by AMANDA WINTERS
Other than sharing a first name and zip code, the two candidates running for state representative for the 24th Legislative District are quite different.
Steve Tharinger, the Democrat incumbent, faces political newcomer Steve Gale, a Republican, in the race to serve in the Washington State House of Representatives.
Tharinger was elected to the state house in 2010, replacing retiring Rep. Lynn Kessler, D-Hoquiam. He is seeking another two-year term.
A ‘concerned citizen’
Gale, an operations manager for industrial gas company Praxair Inc., moved to Sequim from Bothell with his wife and three daughters in January.
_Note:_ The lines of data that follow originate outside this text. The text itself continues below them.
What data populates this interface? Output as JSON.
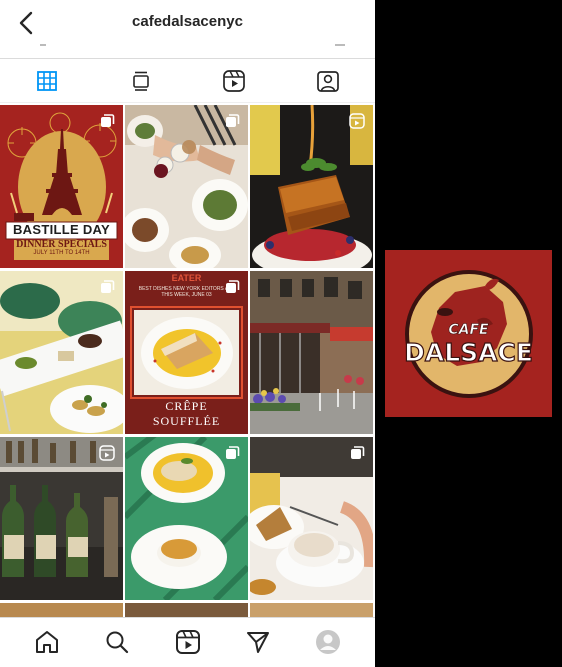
{
  "header": {
    "title": "cafedalsacenyc",
    "back_icon": "chevron-left-icon"
  },
  "profile_tabs": [
    {
      "name": "grid",
      "icon": "grid-icon",
      "active": true,
      "color": "#0095f6"
    },
    {
      "name": "feed",
      "icon": "feed-icon",
      "active": false
    },
    {
      "name": "reels",
      "icon": "reels-icon",
      "active": false
    },
    {
      "name": "tagged",
      "icon": "tagged-icon",
      "active": false
    }
  ],
  "posts": [
    {
      "badge": "carousel",
      "title": "BASTILLE DAY",
      "subtitle": "DINNER SPECIALS",
      "dates": "JULY 11TH TO 14TH"
    },
    {
      "badge": "carousel"
    },
    {
      "badge": "reel"
    },
    {
      "badge": "carousel"
    },
    {
      "badge": "carousel",
      "kicker": "EATER",
      "caption": "BEST DISHES NEW YORK EDITORS ATE THIS WEEK, JUNE 03",
      "dish_line1": "CRÊPE",
      "dish_line2": "SOUFFLÉE"
    },
    {
      "badge": "none"
    },
    {
      "badge": "reel"
    },
    {
      "badge": "carousel"
    },
    {
      "badge": "carousel"
    }
  ],
  "bottom_nav": [
    "home-icon",
    "search-icon",
    "reels-icon",
    "direct-icon",
    "profile-avatar"
  ],
  "logo": {
    "line1": "CAFE",
    "line2": "DALSACE",
    "background": "#a5231f"
  },
  "colors": {
    "brand_red": "#a5231f",
    "gold": "#d9a84e"
  }
}
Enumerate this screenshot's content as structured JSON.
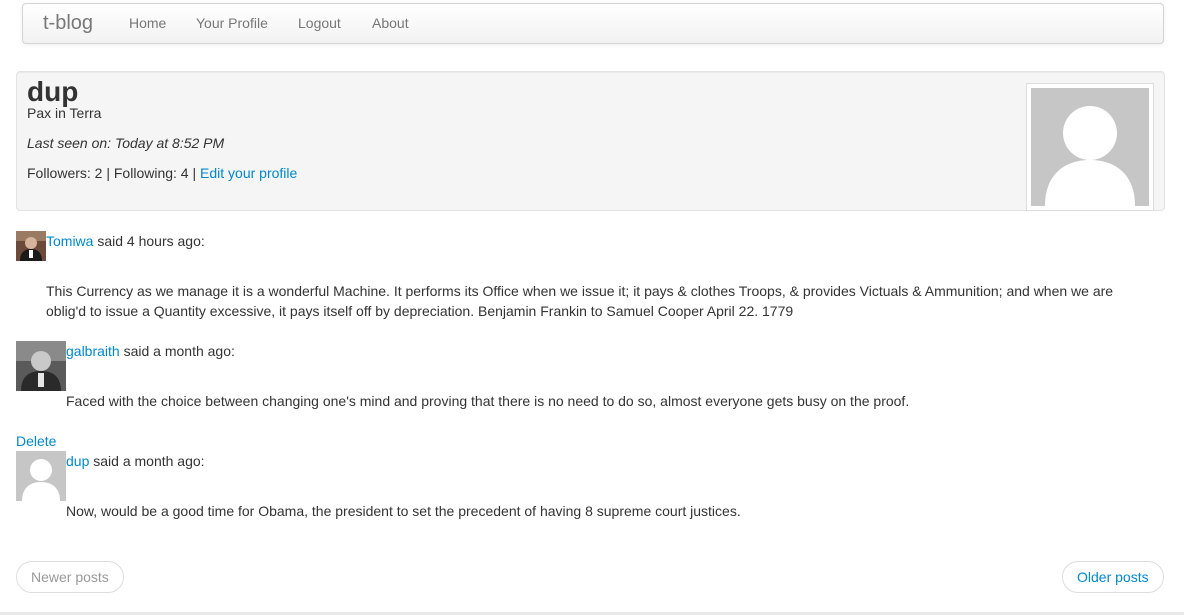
{
  "navbar": {
    "brand": "t-blog",
    "links": [
      "Home",
      "Your Profile",
      "Logout",
      "About"
    ]
  },
  "profile": {
    "username": "dup",
    "about": "Pax in Terra",
    "last_seen": "Last seen on: Today at 8:52 PM",
    "follow_text": "Followers: 2 | Following: 4 |",
    "edit_link": "Edit your profile",
    "avatar_icon": "default-user-silhouette"
  },
  "posts": [
    {
      "author": "Tomiwa",
      "meta": "said 4 hours ago:",
      "body": "This Currency as we manage it is a wonderful Machine. It performs its Office when we issue it; it pays & clothes Troops, & provides Victuals & Ammunition; and when we are oblig'd to issue a Quantity excessive, it pays itself off by depreciation. Benjamin Frankin to Samuel Cooper April 22. 1779"
    },
    {
      "author": "galbraith",
      "meta": "said a month ago:",
      "body": "Faced with the choice between changing one's mind and proving that there is no need to do so, almost everyone gets busy on the proof."
    },
    {
      "delete_label": "Delete",
      "author": "dup",
      "meta": "said a month ago:",
      "body": "Now, would be a good time for Obama, the president to set the precedent of having 8 supreme court justices."
    }
  ],
  "pager": {
    "newer": "Newer posts",
    "older": "Older posts"
  },
  "colors": {
    "link": "#0088cc",
    "disabled": "#999999",
    "avatar_gray": "#c6c6c6"
  }
}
He said he’s wanted to move to the area since the 1990’s but the timing wasn’t right until now.
His interest in running for office comes from his concern about the state budget and what he views as government infringing on people’s rights.
“It seems government has been on an agenda to over-regulate and usurp rights from people,” he said, using the state Department of Ecology’s proposed water rule as an example.
A self-described “concerned citizen,” he disagrees with what he believes are restrictions upon peaceful enjoyment and development of property.
“I think we need to focus our efforts on where there is value added to government and not just create more bureaucracy and higher overhead,” he said.
Since he’s new to the area and not active in any local groups, Gale said he would work to get to know people and strive to support economic development within the district, specifically in the areas of manufacturing and tourism.
Gale said after working for many years in a heavily regulated industry he is familiar with government code and the process of interpreting and applying it.
Seeking round two
Tharinger, who served as a Clallam County commissioner for three terms, said when he campaigned for state office in 2010 he talked a lot about improving the state’s capital budget and investing in state infrastructure.
Securing funding for a proposed wastewater treatment system in Carlsborg and other water projects in Clallam County was a big win, he said.
During the last year, he helped secure funding for a library in Port Townsend and a fish hatchery improvement project, he said.
“Those investments will help create jobs now and help our fish populations and tourism in the future,” he said.
As vice chair of the local government committee, he helped eliminate some redundant processes within government, he said.
When $27 million was needed for critical access hospitals, including in Forks and Jefferson County, he and fellow legislators were able to come up with full funding, he said.
If re-elected, Tharinger said he wants to continue focusing on timber, fishing and water quality issues but also work to move to a stronger, outcome-based healthcare system and re-examine the state’s revenue structure.
“It’s not new taxes or increased taxes but a more fair tax structure,” he said.
No candidate forums or debates have been announced yet.
Reach Amanda Winters at email@example.com.